● **TASK ITEM**
Please give again every entry exactly as it appears, setting aside the pictures.

(Component data from apps and pages)
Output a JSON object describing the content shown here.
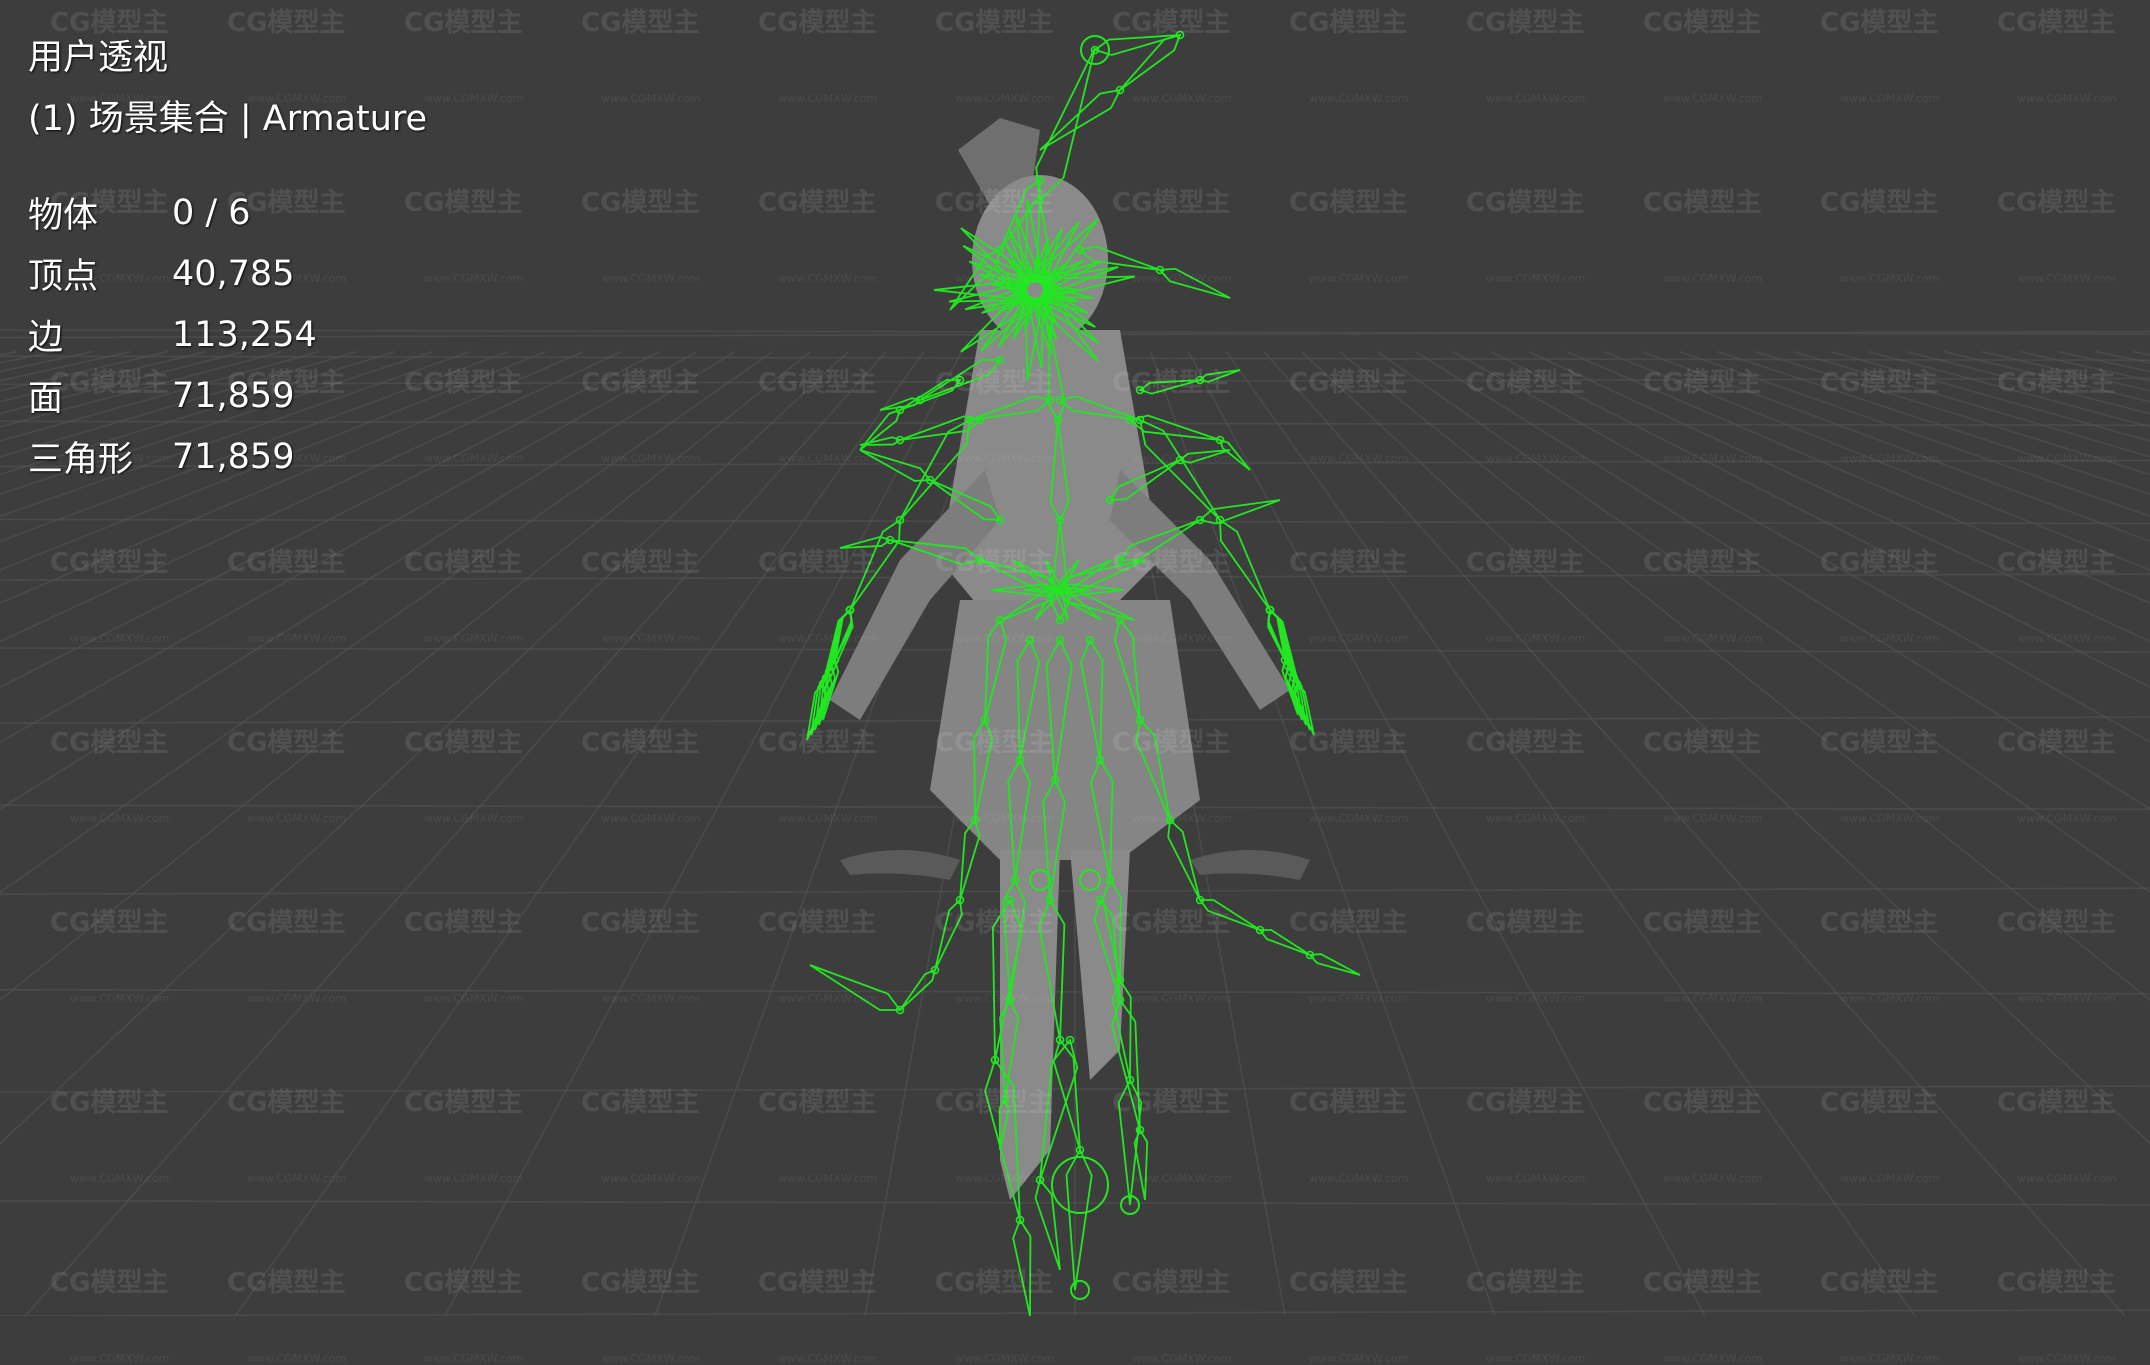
{
  "viewport": {
    "view_name": "用户透视",
    "collection_label": "(1) 场景集合 | Armature",
    "stats": [
      {
        "label": "物体",
        "value": "0 / 6"
      },
      {
        "label": "顶点",
        "value": "40,785"
      },
      {
        "label": "边",
        "value": "113,254"
      },
      {
        "label": "面",
        "value": "71,859"
      },
      {
        "label": "三角形",
        "value": "71,859"
      }
    ]
  },
  "watermark": {
    "logo_text": "CG模型主",
    "url_text": "www.CGMXW.com"
  },
  "colors": {
    "background": "#3d3d3d",
    "grid_line": "#555555",
    "armature_bone": "#22e622",
    "mesh": "#8a8a8a",
    "overlay_text": "#ffffff"
  }
}
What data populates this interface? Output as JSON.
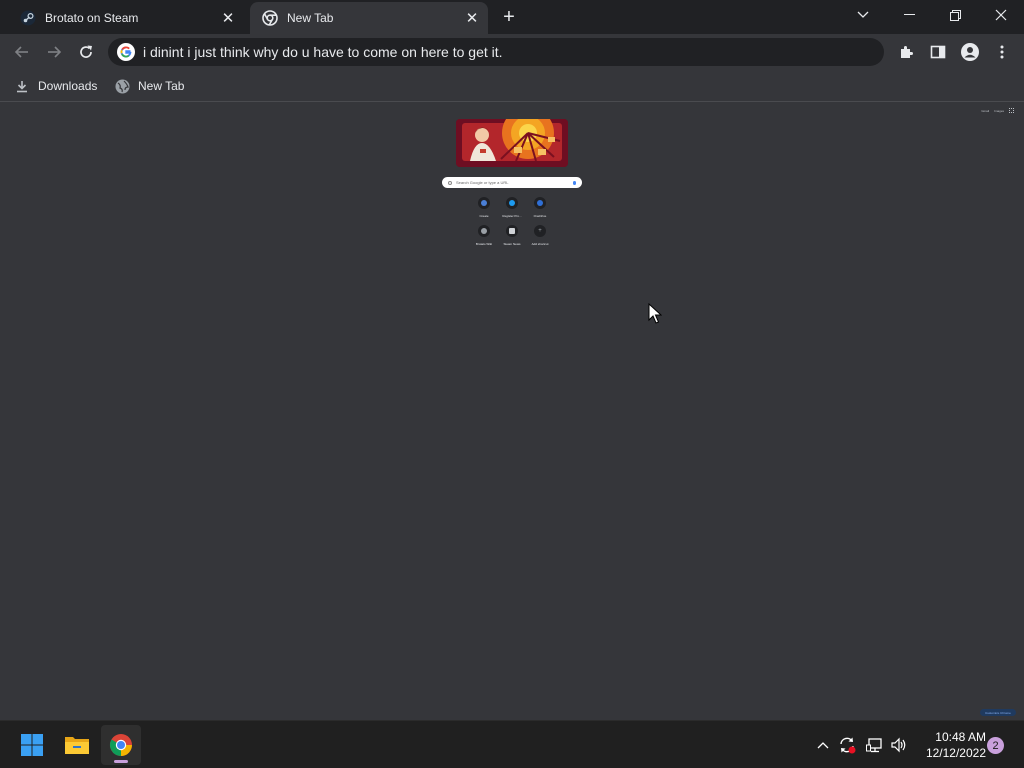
{
  "tabs": [
    {
      "title": "Brotato on Steam",
      "icon": "steam-icon",
      "active": false
    },
    {
      "title": "New Tab",
      "icon": "chrome-icon",
      "active": true
    }
  ],
  "omnibox": {
    "text": "i dinint i just think why do u have to come on here to get it.",
    "icon": "google-icon"
  },
  "bookmarks": [
    {
      "label": "Downloads",
      "icon": "download-icon"
    },
    {
      "label": "New Tab",
      "icon": "globe-icon"
    }
  ],
  "ntp": {
    "corner_links": [
      "Gmail",
      "Images"
    ],
    "search_placeholder": "Search Google or type a URL",
    "shortcuts": [
      {
        "label": "Create",
        "color": "#4a7fd6"
      },
      {
        "label": "Register Pro...",
        "color": "#1d9bf0"
      },
      {
        "label": "OneDrive",
        "color": "#2f6fd6"
      },
      {
        "label": "Brotato Wiki",
        "color": "#9aa0a6"
      },
      {
        "label": "Steam News",
        "color": "#cfd2d6"
      },
      {
        "label": "Add shortcut",
        "color": "#9aa0a6"
      }
    ],
    "customize_label": "Customize Chrome"
  },
  "taskbar": {
    "apps": [
      {
        "name": "start",
        "icon": "windows-icon"
      },
      {
        "name": "file-explorer",
        "icon": "folder-icon"
      },
      {
        "name": "chrome",
        "icon": "chrome-icon",
        "active": true
      }
    ],
    "time": "10:48 AM",
    "date": "12/12/2022",
    "notifications": "2"
  },
  "colors": {
    "chrome_dark": "#202124",
    "chrome_mid": "#35363a",
    "taskbar": "#202020",
    "accent": "#c9a0dc"
  }
}
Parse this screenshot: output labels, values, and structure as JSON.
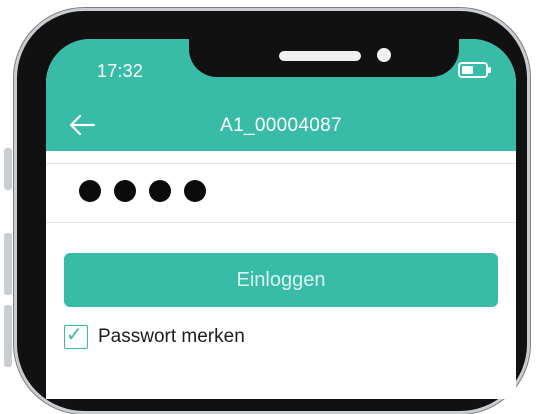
{
  "status_bar": {
    "time": "17:32",
    "icons": [
      "signal-icon",
      "wifi-icon",
      "battery-icon"
    ]
  },
  "nav": {
    "back_icon": "arrow-left-icon",
    "title": "A1_00004087"
  },
  "form": {
    "password_masked": "••••",
    "password_length": 4,
    "login_button_label": "Einloggen",
    "remember": {
      "checked": true,
      "label": "Passwort merken"
    }
  },
  "colors": {
    "accent": "#38bca8",
    "button_text": "#d8f5f0",
    "text_primary": "#1d1d1d",
    "mask_dots": "#0b0b0b"
  }
}
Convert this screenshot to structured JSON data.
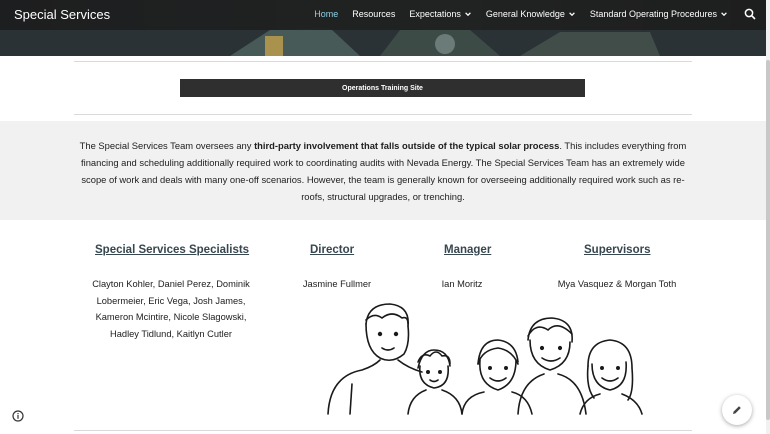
{
  "header": {
    "site_title": "Special Services",
    "nav": [
      {
        "label": "Home",
        "active": true,
        "dropdown": false
      },
      {
        "label": "Resources",
        "active": false,
        "dropdown": false
      },
      {
        "label": "Expectations",
        "active": false,
        "dropdown": true
      },
      {
        "label": "General Knowledge",
        "active": false,
        "dropdown": true
      },
      {
        "label": "Standard Operating Procedures",
        "active": false,
        "dropdown": true
      }
    ],
    "search_icon": "search-icon"
  },
  "main": {
    "ops_button_label": "Operations Training Site",
    "intro": {
      "before": "The Special Services Team oversees any ",
      "bold": "third-party involvement that falls outside of the typical solar process",
      "after": ". This includes everything from financing and scheduling additionally required work to coordinating audits with Nevada Energy. The Special Services Team has an extremely wide scope of work and deals with many one-off scenarios. However, the team is generally known for overseeing additionally required work such as re-roofs, structural upgrades, or trenching."
    },
    "columns": {
      "specialists": {
        "heading": "Special Services Specialists",
        "lines": [
          "Clayton Kohler, Daniel Perez, Dominik",
          "Lobermeier, Eric Vega, Josh James,",
          "Kameron Mcintire, Nicole Slagowski,",
          "Hadley Tidlund, Kaitlyn Cutler"
        ]
      },
      "director": {
        "heading": "Director",
        "names": "Jasmine Fullmer"
      },
      "manager": {
        "heading": "Manager",
        "names": "Ian Moritz"
      },
      "supervisors": {
        "heading": "Supervisors",
        "names": "Mya Vasquez & Morgan Toth"
      }
    }
  },
  "footer": {
    "info_icon": "info-icon",
    "edit_icon": "pencil-icon"
  },
  "colors": {
    "active_nav": "#8fd0e6",
    "topbar": "#1e1e1e",
    "button": "#2f2f2f",
    "heading": "#37474f"
  }
}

● **RESULT FOR THIS EXERCISE**
Output a JSON object describing the content shown here.
{
  "viewport": {
    "view_name": "用户透视",
    "collection_label": "(1) 场景集合 | Armature",
    "stats": [
      {
        "label": "物体",
        "value": "0 / 6"
      },
      {
        "label": "顶点",
        "value": "40,785"
      },
      {
        "label": "边",
        "value": "113,254"
      },
      {
        "label": "面",
        "value": "71,859"
      },
      {
        "label": "三角形",
        "value": "71,859"
      }
    ]
  },
  "watermark": {
    "logo_text": "CG模型主",
    "url_text": "www.CGMXW.com"
  },
  "colors": {
    "background": "#3d3d3d",
    "grid_line": "#555555",
    "armature_bone": "#22e622",
    "mesh": "#8a8a8a",
    "overlay_text": "#ffffff"
  }
}
What data populates this interface? Output as JSON.
{
  "tabs": [
    {
      "title": "Brotato on Steam",
      "icon": "steam-icon",
      "active": false
    },
    {
      "title": "New Tab",
      "icon": "chrome-icon",
      "active": true
    }
  ],
  "omnibox": {
    "text": "i dinint i just think why do u have to come on here to get it.",
    "icon": "google-icon"
  },
  "bookmarks": [
    {
      "label": "Downloads",
      "icon": "download-icon"
    },
    {
      "label": "New Tab",
      "icon": "globe-icon"
    }
  ],
  "ntp": {
    "corner_links": [
      "Gmail",
      "Images"
    ],
    "search_placeholder": "Search Google or type a URL",
    "shortcuts": [
      {
        "label": "Create",
        "color": "#4a7fd6"
      },
      {
        "label": "Register Pro...",
        "color": "#1d9bf0"
      },
      {
        "label": "OneDrive",
        "color": "#2f6fd6"
      },
      {
        "label": "Brotato Wiki",
        "color": "#9aa0a6"
      },
      {
        "label": "Steam News",
        "color": "#cfd2d6"
      },
      {
        "label": "Add shortcut",
        "color": "#9aa0a6"
      }
    ],
    "customize_label": "Customize Chrome"
  },
  "taskbar": {
    "apps": [
      {
        "name": "start",
        "icon": "windows-icon"
      },
      {
        "name": "file-explorer",
        "icon": "folder-icon"
      },
      {
        "name": "chrome",
        "icon": "chrome-icon",
        "active": true
      }
    ],
    "time": "10:48 AM",
    "date": "12/12/2022",
    "notifications": "2"
  },
  "colors": {
    "chrome_dark": "#202124",
    "chrome_mid": "#35363a",
    "taskbar": "#202020",
    "accent": "#c9a0dc"
  }
}
Parse this screenshot: output labels, values, and structure as JSON.
{
  "status_bar": {
    "time": "17:32",
    "icons": [
      "signal-icon",
      "wifi-icon",
      "battery-icon"
    ]
  },
  "nav": {
    "back_icon": "arrow-left-icon",
    "title": "A1_00004087"
  },
  "form": {
    "password_masked": "••••",
    "password_length": 4,
    "login_button_label": "Einloggen",
    "remember": {
      "checked": true,
      "label": "Passwort merken"
    }
  },
  "colors": {
    "accent": "#38bca8",
    "button_text": "#d8f5f0",
    "text_primary": "#1d1d1d",
    "mask_dots": "#0b0b0b"
  }
}
Convert this screenshot to structured JSON data.
{
  "header": {
    "site_title": "Special Services",
    "nav": [
      {
        "label": "Home",
        "active": true,
        "dropdown": false
      },
      {
        "label": "Resources",
        "active": false,
        "dropdown": false
      },
      {
        "label": "Expectations",
        "active": false,
        "dropdown": true
      },
      {
        "label": "General Knowledge",
        "active": false,
        "dropdown": true
      },
      {
        "label": "Standard Operating Procedures",
        "active": false,
        "dropdown": true
      }
    ],
    "search_icon": "search-icon"
  },
  "main": {
    "ops_button_label": "Operations Training Site",
    "intro": {
      "before": "The Special Services Team oversees any ",
      "bold": "third-party involvement that falls outside of the typical solar process",
      "after": ". This includes everything from financing and scheduling additionally required work to coordinating audits with Nevada Energy. The Special Services Team has an extremely wide scope of work and deals with many one-off scenarios. However, the team is generally known for overseeing additionally required work such as re-roofs, structural upgrades, or trenching."
    },
    "columns": {
      "specialists": {
        "heading": "Special Services Specialists",
        "lines": [
          "Clayton Kohler, Daniel Perez, Dominik",
          "Lobermeier, Eric Vega, Josh James,",
          "Kameron Mcintire, Nicole Slagowski,",
          "Hadley Tidlund, Kaitlyn Cutler"
        ]
      },
      "director": {
        "heading": "Director",
        "names": "Jasmine Fullmer"
      },
      "manager": {
        "heading": "Manager",
        "names": "Ian Moritz"
      },
      "supervisors": {
        "heading": "Supervisors",
        "names": "Mya Vasquez & Morgan Toth"
      }
    }
  },
  "footer": {
    "info_icon": "info-icon",
    "edit_icon": "pencil-icon"
  },
  "colors": {
    "active_nav": "#8fd0e6",
    "topbar": "#1e1e1e",
    "button": "#2f2f2f",
    "heading": "#37474f"
  }
}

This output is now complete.